To start with, début single “I’ve Been Thinking” could almost pass for an old Genesis song. Phil Collins is channeled through the drums and vocals, but without the dated 80’s feel. This doesn’t last throughout the whole song, but the ‘power-toms’ drumming and the chirpy keyboard features here and there.

Hindsight is sublime. I’ve been listening to it every day since it arrived in the mail. It’s not heavy or soft, just a delicate blend of melodies and riffs. There are so many layered subtle parts that new details begin to shine through with each listen, like the usage of horns and banjo. The vocals are the highlight for me, with Flynn’s voice being used as an extra instrument to dominate the high-end. They echo and soar, planting the melody firmly in my brain. Hindsight may only have four tracks, but it provides half an hour of brilliantly crafted music that leaves me wanting more.

Despite having already stated that I have no CD player, I think it was a good move buying this EP. There’s an element of exclusivity, not because I got a signed copy, but more because this EP shows so much promise.

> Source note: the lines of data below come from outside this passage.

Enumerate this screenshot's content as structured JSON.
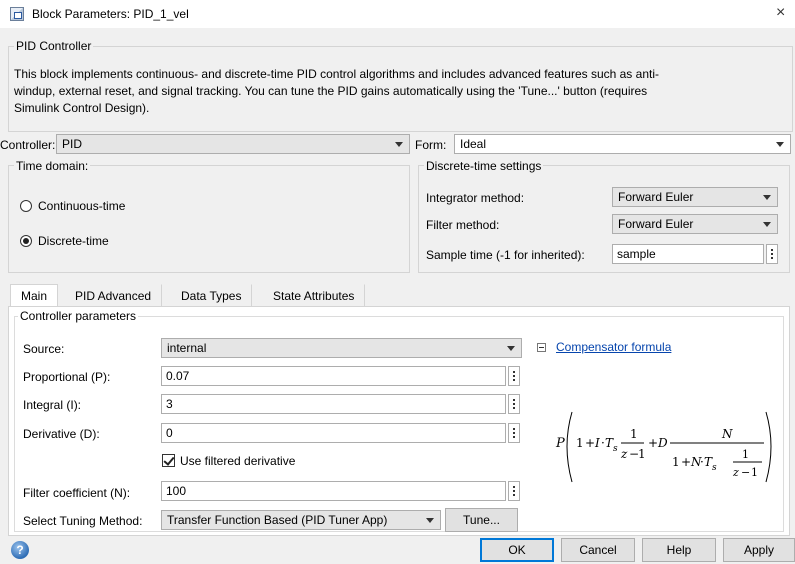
{
  "window": {
    "title": "Block Parameters: PID_1_vel",
    "close_glyph": "×"
  },
  "block": {
    "group_title": "PID Controller",
    "description_lines": [
      "This block implements continuous- and discrete-time PID control algorithms and includes advanced features such as anti-",
      "windup, external reset, and signal tracking. You can tune the PID gains automatically using the 'Tune...' button (requires",
      "Simulink Control Design)."
    ]
  },
  "controller": {
    "label": "Controller:",
    "value": "PID"
  },
  "form": {
    "label": "Form:",
    "value": "Ideal"
  },
  "time_domain": {
    "group_title": "Time domain:",
    "options": [
      {
        "label": "Continuous-time",
        "selected": false
      },
      {
        "label": "Discrete-time",
        "selected": true
      }
    ]
  },
  "discrete_settings": {
    "group_title": "Discrete-time settings",
    "integrator_label": "Integrator method:",
    "integrator_value": "Forward Euler",
    "filter_label": "Filter method:",
    "filter_value": "Forward Euler",
    "sample_label": "Sample time (-1 for inherited):",
    "sample_value": "sample"
  },
  "tabs": [
    {
      "label": "Main",
      "active": true
    },
    {
      "label": "PID Advanced",
      "active": false
    },
    {
      "label": "Data Types",
      "active": false
    },
    {
      "label": "State Attributes",
      "active": false
    }
  ],
  "controller_params": {
    "group_title": "Controller parameters",
    "source_label": "Source:",
    "source_value": "internal",
    "p_label": "Proportional (P):",
    "p_value": "0.07",
    "i_label": "Integral (I):",
    "i_value": "3",
    "d_label": "Derivative (D):",
    "d_value": "0",
    "filtered_label": "Use filtered derivative",
    "filtered_checked": true,
    "n_label": "Filter coefficient (N):",
    "n_value": "100",
    "tuning_label": "Select Tuning Method:",
    "tuning_value": "Transfer Function Based (PID Tuner App)",
    "tune_button": "Tune..."
  },
  "compensator": {
    "link_label": "Compensator formula",
    "formula": {
      "P": "P",
      "one": "1",
      "plus": "+",
      "I": "I",
      "dot": "·",
      "T": "T",
      "s": "s",
      "z": "z",
      "minus": "−",
      "D": "D",
      "N": "N"
    }
  },
  "footer": {
    "ok": "OK",
    "cancel": "Cancel",
    "help": "Help",
    "apply": "Apply",
    "help_icon_glyph": "?"
  }
}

I feel like I’m let in on a secret, owning the first release from a band that clearly has bright futures ahead. Although Cog were a fairly notable band, they never got much attention here in New Zealand. I wonder if this new project will garner different results.

Joseph James